Introduction—John Joseph Adams

The phrase “dead man’s hand” refers to the poker hand held by the gunfighter Wild Bill Hickok when, in 1876, he was shot and killed by the coward Jack McCall. There’s little doubt that Hickok was playing cards at the time of his death, but what Wild Bill was actually holding seems to be open to some debate. Legend has it that Hickok’s hand was comprised of black aces and eights (with the fifth card a mystery), but in some accounts it’s jacks and tens, or other variations. I suppose the only way we could ever know for sure would be to ask the man himself by reanimating his corpse or traveling back in time … both of which are the stuff of the “weird western” tale.

Not to be confused with “space westerns” like Joss Whedon’s beloved, cancelled-too-soon TV show Firefly, weird westerns generally take place right here on Earth, only the world we all know and love is just a little bit different. Like clockwork cowboys roam the frontier. Or 49ers head to California to mine for mana. Or airships patrol the skies. In other words: weird westerns are stories of the Old West infused with elements of science fiction, fantasy, or horror, and often with a little counterfactual twist thrown into the mix.

You might be thinking: That kind of sounds like steampunk. And it’s true that steampunk and weird westerns are similar in a lot of ways, and you’ll find some stories—like Cherie Priest’s Clockwork Century novels—that could certainly be considered both. But where steampunk can take place anywhere (and often is set in Victorian-era Britain), the weird western almost always takes place in the American Old West; where steampunk is often focused on urban settings and the accouterments of its period, the weird western is typically a darker, grittier take on a similar notion, with strong elements of the traditional Western genre–the wild frontier, the gunslinger/cowboy, gold fever. And while in both you often see anachronistic uses of technology, steampunk tends to be more focused on such counterfactual scientific advancements; whereas the weird western welcomes that but also equally embraces magic and other elements of the supernatural. So while both may have clockwork automatons, it’s in the weird western where you are most likely to have a dead man reanimated by a necromancer only to be subsequently gunned down in a duel by the aforementioned automaton.

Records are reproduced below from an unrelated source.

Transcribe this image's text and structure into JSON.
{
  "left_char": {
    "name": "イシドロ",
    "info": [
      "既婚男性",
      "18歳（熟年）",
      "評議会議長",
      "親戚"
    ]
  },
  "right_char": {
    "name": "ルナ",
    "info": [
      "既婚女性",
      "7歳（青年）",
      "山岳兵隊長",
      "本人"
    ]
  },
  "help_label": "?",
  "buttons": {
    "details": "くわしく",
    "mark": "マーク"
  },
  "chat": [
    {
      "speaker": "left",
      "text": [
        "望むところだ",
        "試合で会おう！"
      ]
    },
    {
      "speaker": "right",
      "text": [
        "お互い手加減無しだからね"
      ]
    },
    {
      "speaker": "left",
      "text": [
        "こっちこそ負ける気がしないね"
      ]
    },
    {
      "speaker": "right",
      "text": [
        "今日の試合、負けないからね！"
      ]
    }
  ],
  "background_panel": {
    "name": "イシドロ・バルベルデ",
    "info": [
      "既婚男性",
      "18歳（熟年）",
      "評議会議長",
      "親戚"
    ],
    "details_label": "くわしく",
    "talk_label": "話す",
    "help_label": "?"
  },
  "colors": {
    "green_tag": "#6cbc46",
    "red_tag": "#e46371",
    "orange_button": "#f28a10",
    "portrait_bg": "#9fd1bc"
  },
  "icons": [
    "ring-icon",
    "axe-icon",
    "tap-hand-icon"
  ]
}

The origins of the genre can be clearly traced as far back as the ’60s with television shows like The Wild Wild West, and the ’70s with Stephen King’s The Dark Tower series—and perhaps all the way back to the 1930s with the works of Robert E. Howard and the strange Gene Autry serial The Phantom Empire—but it was Joe R. Lansdale’s acclaimed novel Dead in the West (1986) that truly blazed a trail; the book, which features the gunslinging Reverend Jebediah Mercer, is considered by many to be the definitive example of weird western literature, and consequently helped define the genre.

As such, this book would be incomplete without a contribution from Mr. Lansdale; happily, I did not have to contemplate such a notion, for the good Reverend Mercer has a new unholy monster to battle in the very first story in the anthology, “The Red-Headed Dead.”

Unlike the abovementioned story, many of the tales in the anthology have no literary antecedents—such as “Neversleeps,” Cowboys & Aliens writer Fred Van Lente’s a wildly inventive tale of magic, alternate history, and clockwork chrysalises, and Walter Jon Williams’s “The Golden Age,” a rip-roaring adventure story of superheroes in the Old West—but several of the other writers herein, like Lansdale,  have already staked their weird west claims and, at my request, have returned to mine them once again:

Alan Dean Foster, who over the last thirty years or so has written more than a dozen tales about Mad Amos Malone and his magical steed Worthless, brings the mountain man back to battle the occult once again in “Holy Jingle.”

Orson Scott Card’s Alvin Maker, the seventh son of a seventh son who is locked an epic battle against the Unmaker, returns in “Alvin and the Apple Tree”—the first new Alvin tale in more than a decade.

In “Stingers and Strangers,” Seanan McGuire brings us a new InCryptid story in which cryptozoologists Frances Brown and Jonathan Healy encounter some very weird wasps (plus some other unpleasant surprises).

And in “Second Hand,” Rajan Khanna returns to the world of his story “Card Sharp,” in which decks of playing cards are imbued with a magic that makes any deck of cards a deadly one.

That’s just a little taste of what this anthology has in store for you, and that last example brings us right back around to playing cards and our eponymous dead man’s hand. To sum up, in the weird western, we take the historical hand we’re dealt, but we bluff reality and make what you would think is an impossible play.

So that’s the game, pard. Pull up a chair, ante up, and I’ll deal you in. The game’s “Weird West,” no limit, and everything’s wild.